The H sensor is an in-crop weed identification system which is being developed by Germany company Agricon.
The sensor is designed to detect green weeds in a green crop and is capable of mapping weed density and controlling on/off or variable rate spray applications, in real time or pre-mapped.
It is thought the technology would allow growers to adopt site specific weed management strategies, resulting in more efficient use of herbicides and savings as a result.
The core objectives of the project were to:
In the field
The H Sensor was trialled in ten paddocks in 2014 to assess its weed detection accuracy. In 2015, images were taken in 19 paddocks, with some paddocks scanned multiple time to get images at different crop and weed growth stages.
Images were also taken under different weather conditions. Plant counts were conducted in some paddocks in order to make an analysis between the physical count, a count from the sensor’s images and the sensor output.
In 2016 crop plants were grown and images were captured on four separate occasions to determine when crop growth stage becomes a limiting factor for sensing.
The images were also used to determine the effects of light intensity and shadows on the ability of the sensor to classify plants.
The project was affected by sensor malfunctions in mid-2016 and 2017, with no image capture possible in 2017.
SPAA: Nicole Dimos; Trengove Consulting: Sam Trengove, Stuart Sherriff; Agricon: Hermann Leithold, Steffen Muller; Adelaide University Weed Science Research Group: James Venning, Bill Trengove, Kenton Angel, Scott Weckert, Rod Sherriff, Neville Adams, Matt Dare; Hart Field Site Group.
Providing growers with tools to adopt site specific weed management strategies.
The H Sensor’s ability to accurately identify weeds was assessed in a variety of crop and weed scenarios encountered in South Australia.
The commercial viability of the H Sensor was difficult to demonstrate.
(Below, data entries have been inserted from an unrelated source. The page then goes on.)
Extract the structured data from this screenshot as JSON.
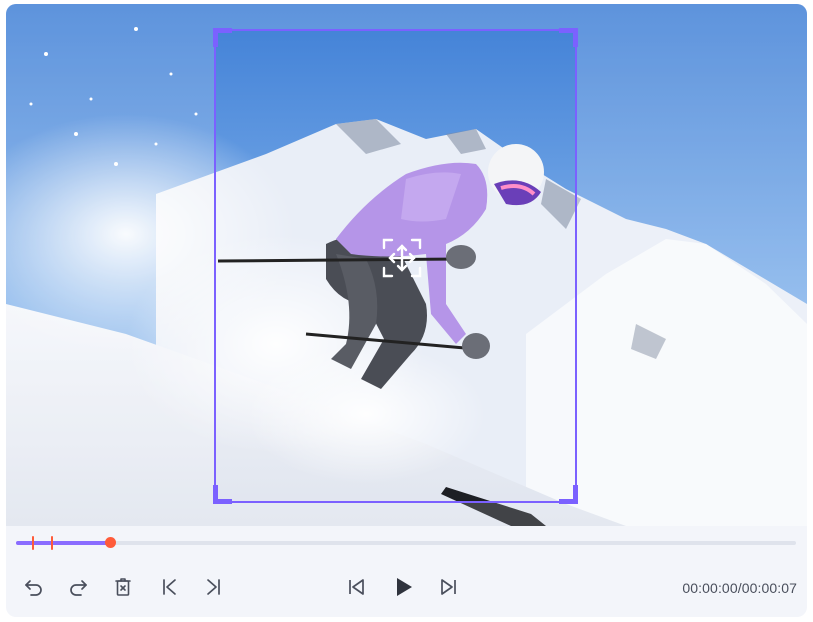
{
  "player": {
    "time_readout": "00:00:00/00:00:07",
    "current_time": "00:00:00",
    "duration": "00:00:07",
    "progress": 0.12
  },
  "timeline": {
    "markers": [
      0.02,
      0.045
    ]
  },
  "controls": {
    "left": [
      "undo-icon",
      "redo-icon",
      "delete-icon",
      "previous-marker-icon",
      "next-marker-icon"
    ],
    "center": [
      "previous-frame-icon",
      "play-icon",
      "next-frame-icon"
    ]
  },
  "crop": {
    "handle_icon": "move-icon",
    "accent_color": "#7b61ff"
  },
  "colors": {
    "accent": "#8a6cff",
    "playhead": "#ff5b3a",
    "icon": "#4a4f5c"
  }
}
The H sensor was able to accurately classify ryegrass in several broadleaf crops, with other grass weeds such as brome grass also correctly identified as grasses in these crops.
Broadleaf weeds were accurately classified in cereal crops but it proved more difficult due to the overlapping nature of the cereal crops at the time the broadleaf weeds emerged.
Classification accuracy was low for grass weeds in cereal crops and broadleaf weeds in broadleaf crops.
The sensor was shown to rarely be capable of giving 100 per cent classification and if using this system, weed misses and over spraying would need to be applied for effective weed control.
The number of situations where the H Sensor could be deployed accurately was limited and due to limitations on crop and weed size, and lead occlusion, the period for generating accurate weed maps is restricted to a short window, which means a logistical issue for the end user.
Value for growers
The concept of crop weed identification and results to date were presented at a number of industry events including three GRDC adviser updates in 2015, two GRDC grower updates in 2015, the 2015 Minnipa EPARF conference, two Australasian Precision Agriculture Symposiums, the 2015 BCG field day, the 2016 Peracto conference, three SPAA expos and workshops, and a WA wheatbelt NRM event.
An article on the H Sensor and this project was printed in SPAA’s magazine and meetings have been held with other Australian groups working on in-crop weed ID to share ideas and results.
There have also been several linkages made with international organisations to share results.